There is an under-representation of female students in higher education Information and Communication Technology (ICT) degrees. For almost four decades, various intervention programs, initiatives and events have been developed to address the lack of participation. However, to date, we know very little about the success of these programs in influencing students to enrol in final year ICT units in secondary school and then into an ICT degree. This report shares the outcomes from a pilot study identifying the types of initiatives which are influential in encouraging female students to undertake ICT degrees.

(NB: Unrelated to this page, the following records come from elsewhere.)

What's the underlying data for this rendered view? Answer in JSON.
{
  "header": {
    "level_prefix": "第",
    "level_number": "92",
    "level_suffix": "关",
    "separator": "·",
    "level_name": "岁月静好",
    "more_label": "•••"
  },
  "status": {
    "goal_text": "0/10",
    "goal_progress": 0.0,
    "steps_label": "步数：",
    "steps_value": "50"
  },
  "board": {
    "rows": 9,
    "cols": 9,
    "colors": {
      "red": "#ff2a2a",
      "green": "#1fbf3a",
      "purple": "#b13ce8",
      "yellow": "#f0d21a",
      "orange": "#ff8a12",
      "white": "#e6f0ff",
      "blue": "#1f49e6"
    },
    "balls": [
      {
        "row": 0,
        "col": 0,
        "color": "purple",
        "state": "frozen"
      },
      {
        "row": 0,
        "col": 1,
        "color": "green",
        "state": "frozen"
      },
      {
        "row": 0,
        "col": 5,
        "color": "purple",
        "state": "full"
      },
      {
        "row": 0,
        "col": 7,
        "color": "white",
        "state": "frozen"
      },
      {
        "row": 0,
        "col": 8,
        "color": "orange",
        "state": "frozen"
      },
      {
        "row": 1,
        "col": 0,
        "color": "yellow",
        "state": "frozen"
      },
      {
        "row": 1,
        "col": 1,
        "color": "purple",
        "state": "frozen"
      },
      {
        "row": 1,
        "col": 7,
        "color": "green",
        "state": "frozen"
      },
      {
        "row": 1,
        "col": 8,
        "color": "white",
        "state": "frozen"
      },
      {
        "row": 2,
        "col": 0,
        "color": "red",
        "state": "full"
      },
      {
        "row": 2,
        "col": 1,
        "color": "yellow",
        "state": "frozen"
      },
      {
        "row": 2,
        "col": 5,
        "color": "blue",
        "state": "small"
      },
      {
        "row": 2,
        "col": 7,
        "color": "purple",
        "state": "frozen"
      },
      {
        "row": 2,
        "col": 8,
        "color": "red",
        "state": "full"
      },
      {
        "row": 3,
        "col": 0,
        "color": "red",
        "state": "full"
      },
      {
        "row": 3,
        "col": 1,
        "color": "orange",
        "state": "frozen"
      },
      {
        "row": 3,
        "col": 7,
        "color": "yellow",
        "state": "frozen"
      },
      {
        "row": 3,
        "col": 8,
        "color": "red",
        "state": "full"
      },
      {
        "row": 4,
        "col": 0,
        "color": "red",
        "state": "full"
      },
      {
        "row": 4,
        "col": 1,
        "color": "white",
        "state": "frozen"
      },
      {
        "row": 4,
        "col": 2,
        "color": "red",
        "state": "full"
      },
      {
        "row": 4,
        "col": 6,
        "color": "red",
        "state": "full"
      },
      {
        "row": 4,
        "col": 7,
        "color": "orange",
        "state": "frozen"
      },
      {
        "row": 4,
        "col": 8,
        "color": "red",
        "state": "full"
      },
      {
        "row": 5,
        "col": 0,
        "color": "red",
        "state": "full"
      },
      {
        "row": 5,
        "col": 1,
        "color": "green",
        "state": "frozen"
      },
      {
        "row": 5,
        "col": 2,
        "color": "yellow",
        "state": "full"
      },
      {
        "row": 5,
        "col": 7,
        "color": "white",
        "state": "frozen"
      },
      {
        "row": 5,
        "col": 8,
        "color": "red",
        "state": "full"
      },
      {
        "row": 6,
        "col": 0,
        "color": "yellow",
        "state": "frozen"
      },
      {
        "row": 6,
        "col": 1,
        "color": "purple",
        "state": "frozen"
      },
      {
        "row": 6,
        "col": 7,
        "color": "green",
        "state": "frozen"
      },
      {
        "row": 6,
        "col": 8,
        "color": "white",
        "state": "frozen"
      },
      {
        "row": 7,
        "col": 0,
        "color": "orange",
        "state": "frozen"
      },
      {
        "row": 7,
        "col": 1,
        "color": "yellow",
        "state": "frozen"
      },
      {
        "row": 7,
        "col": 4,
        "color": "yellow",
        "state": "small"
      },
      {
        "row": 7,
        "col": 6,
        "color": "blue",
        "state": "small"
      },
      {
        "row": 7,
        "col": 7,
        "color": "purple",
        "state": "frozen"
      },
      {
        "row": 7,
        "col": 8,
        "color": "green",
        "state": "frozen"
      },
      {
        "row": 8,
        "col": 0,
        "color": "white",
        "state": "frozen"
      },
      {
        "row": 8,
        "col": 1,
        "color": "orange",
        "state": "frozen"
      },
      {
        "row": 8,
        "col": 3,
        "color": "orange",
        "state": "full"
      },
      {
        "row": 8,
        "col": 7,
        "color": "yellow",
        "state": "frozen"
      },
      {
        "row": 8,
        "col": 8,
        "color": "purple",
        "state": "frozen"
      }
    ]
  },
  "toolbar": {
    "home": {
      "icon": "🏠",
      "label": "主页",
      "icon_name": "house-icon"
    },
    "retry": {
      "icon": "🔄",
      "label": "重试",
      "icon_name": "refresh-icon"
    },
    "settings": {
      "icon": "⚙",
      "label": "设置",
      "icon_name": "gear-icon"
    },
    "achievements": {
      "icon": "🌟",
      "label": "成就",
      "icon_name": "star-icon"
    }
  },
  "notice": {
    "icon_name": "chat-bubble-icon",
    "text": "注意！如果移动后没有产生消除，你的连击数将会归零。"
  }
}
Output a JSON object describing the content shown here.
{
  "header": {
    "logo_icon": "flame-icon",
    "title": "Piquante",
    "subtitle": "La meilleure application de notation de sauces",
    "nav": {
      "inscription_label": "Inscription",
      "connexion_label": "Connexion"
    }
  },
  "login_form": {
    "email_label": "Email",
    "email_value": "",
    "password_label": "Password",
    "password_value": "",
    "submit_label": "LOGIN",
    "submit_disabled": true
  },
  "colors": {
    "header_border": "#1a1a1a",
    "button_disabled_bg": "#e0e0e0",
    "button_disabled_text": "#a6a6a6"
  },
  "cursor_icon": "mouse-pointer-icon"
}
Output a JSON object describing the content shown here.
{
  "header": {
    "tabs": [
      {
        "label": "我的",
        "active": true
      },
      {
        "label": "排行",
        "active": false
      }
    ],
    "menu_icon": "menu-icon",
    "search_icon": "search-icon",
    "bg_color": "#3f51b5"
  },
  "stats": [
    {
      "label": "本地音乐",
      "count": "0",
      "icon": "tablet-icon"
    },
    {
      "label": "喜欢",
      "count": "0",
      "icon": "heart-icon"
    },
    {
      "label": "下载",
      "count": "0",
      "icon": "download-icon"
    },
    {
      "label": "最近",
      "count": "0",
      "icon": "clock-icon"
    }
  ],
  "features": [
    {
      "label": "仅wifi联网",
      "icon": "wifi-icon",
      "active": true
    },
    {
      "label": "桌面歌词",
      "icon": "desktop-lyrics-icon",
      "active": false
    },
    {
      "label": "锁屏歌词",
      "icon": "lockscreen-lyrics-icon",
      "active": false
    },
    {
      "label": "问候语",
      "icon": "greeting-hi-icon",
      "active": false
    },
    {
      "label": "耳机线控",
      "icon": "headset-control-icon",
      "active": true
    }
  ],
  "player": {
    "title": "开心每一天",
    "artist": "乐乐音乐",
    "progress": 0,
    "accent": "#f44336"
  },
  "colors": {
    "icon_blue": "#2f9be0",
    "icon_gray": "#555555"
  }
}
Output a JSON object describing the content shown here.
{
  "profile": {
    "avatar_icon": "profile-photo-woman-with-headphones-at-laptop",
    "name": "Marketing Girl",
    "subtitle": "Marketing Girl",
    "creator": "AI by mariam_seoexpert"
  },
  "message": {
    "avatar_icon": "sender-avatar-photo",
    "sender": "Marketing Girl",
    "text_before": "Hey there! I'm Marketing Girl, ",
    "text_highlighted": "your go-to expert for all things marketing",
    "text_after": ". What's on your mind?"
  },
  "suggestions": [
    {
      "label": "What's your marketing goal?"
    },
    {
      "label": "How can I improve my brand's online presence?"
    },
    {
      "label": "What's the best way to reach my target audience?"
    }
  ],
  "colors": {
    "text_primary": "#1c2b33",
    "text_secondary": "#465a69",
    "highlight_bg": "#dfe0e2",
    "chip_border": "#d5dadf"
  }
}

Through the use of a questionnaire distributed to first-year female university students enrolled in computing degrees across Australia, the researchers sought to establish which initiatives the students had engaged in and whether they also undertook an ICT subject in their final years of secondary school. The authors researched existing ICT programs and initiatives that are specifically aimed at secondary school aged children in Australia. A total of 32 initiatives were identified, some aimed only at girls while others were aimed at both male and female secondary school students. Whilst there are many programs available to students, there is little evidence that participation led to any change in motivation to study ICT at university. Intriguingly, the large majority of the female students who undertook computing in their final year of schooling continued to study ICT at university.